Safety Differently – The Movie reviewed

One of the best elements of Sidney Dekker’s new Safety Differently documentary is that he is only in it for a few of its thirty minutes.  It is not that he has nothing to say but the expected audience for this documentary would already be familiar with Dekker’s take on Safety Differently.

This documentary provides what has been needed for the Safety Differently movement for some time  – case studies, trials and experiments.  It was always possible to understand the theory but it was difficult to see how the theory would be implemented.  Partly this was because the implication was that Safety II concepts replaced Safety I.  Rather Safety Differently is a transition from I to II and over a considerable time.

This documentary, which is free to view and released on October 10, 2017. includes three stories – one each from oil & gas, health care and retail supermarkets.  

Login or subscribe to SafetyAtWorkBlog to continue reading.

Article locked

Log In Subscribe

Near Kill – Jim Ward speaks

Jim Ward is hardly known outside the Australian trade union movement but many people over the age of thirty, or in the occupational health and safety (OHS) profession, may remember the person Esso blamed for the Esso Longford explosion in 1998.  Just after the nineteenth anniversary of the incident that killed two workers and injured eight other, SafetyAtWorkBlog interviewed Ward about the incident but, more significantly, also about how that incident changed his world view.

For some time now Jim Ward has been the National OHS Director for the Australian Workers’ Union.  Here is a long interview with Ward that provides a useful perspective on OHS while Australia conducts its National Safe Work Month.

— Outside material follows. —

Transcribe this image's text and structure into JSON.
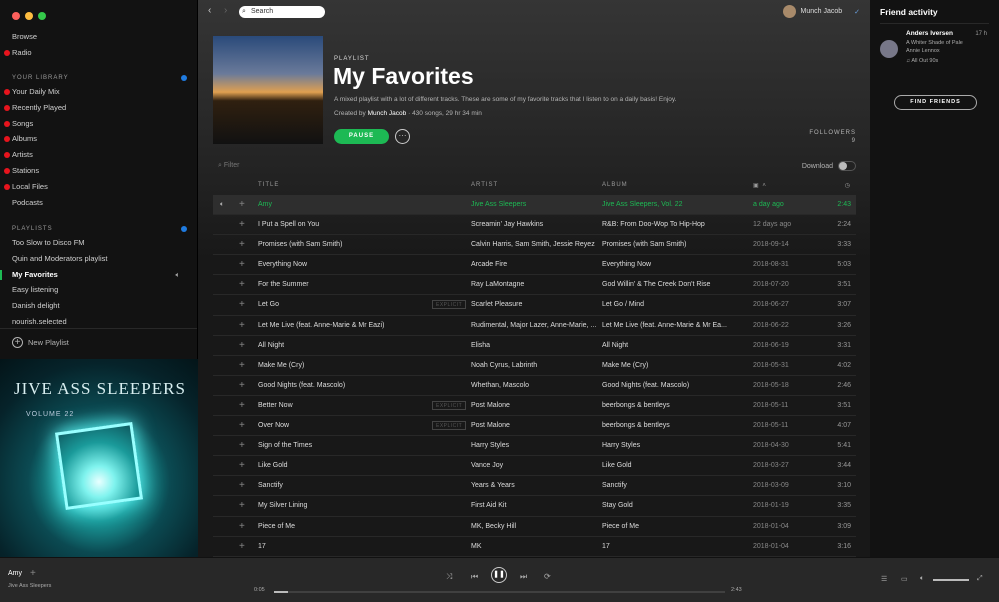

[Note: any links in the text have been applied by SafetyAtWorkBlog]

SAWB: Jim, what happened at Longford, and what did it mean for you.

JW:   So, on 25 September 1998, I got up out of bed and went to work, just as I’d done for the previous 18 years of my working life, at the Esso gas plant facility at Longford in Victoria.

There was nothing unforeseen or untoward about that particular day.  But due to, as one judge elegantly described it, “a confluence of events”, it turned out to be the most significant day of my life.

Login or subscribe to SafetyAtWorkBlog to continue reading.

Article locked

Log In Subscribe

Was it worth going to the World Congress on Safety and Health?

I travelled to the 22nd World Congress on Safety and Health in Singapore as a delegate and a media representative from my home in Australia.  Was it worth attending? Yes and no.  That may seem a weak answer but I attended in two capacities with two purposes – as an occupational health and safety (OHS) professional and an independent media representative.  Both were satisfied a little bit and both could have been better.  Here’s a personal report on my professional and media experiences at the World Congress.

Login or subscribe to SafetyAtWorkBlog to continue reading.

Article locked

Log In Subscribe

Configuring the safety profession for the future

Free Access

In support of this year’s election of new Board members to the Safety Institute of Australia, the Safety on Tap podcast has granted each nominee ten minutes to introduce themselves.  Some of these episodes raised the following points of interest:

  • The need to change the demographics of the occupational health and safety (OHS) profession to reflect society.
  • Any organisation that is undergoing change must acknowledge that even though it may be replacing “old school” thinking and structures, sustainable progress is best achieved by accepting the future is built by “standing on the shoulders of giants”.
  • Just because an organisation or profession has been structured one way in the past does not mean that structure remains applicable for the future.

Continue reading “Configuring the safety profession for the future”

Psychology, Leadership and Jonathan Lincolne

Episode 47 of Andrew Barrett’s Safety On Tap podcast consisted of an interview with  Jonathan Lincolne of Pockets of Brilliance.  Several comments are of note.

Psychology

Around the 47 minute mark, Lincolne is asked about the level of psychological knowledge that the occupational health and safety (OHS) professionals should possess.  Lincolne refreshingly describes himself as a skeptic about a lot of the recent psychological discussion, particularly the promotion of neuroscience.

Login or subscribe to SafetyAtWorkBlog to continue reading.

Article locked

Log In Subscribe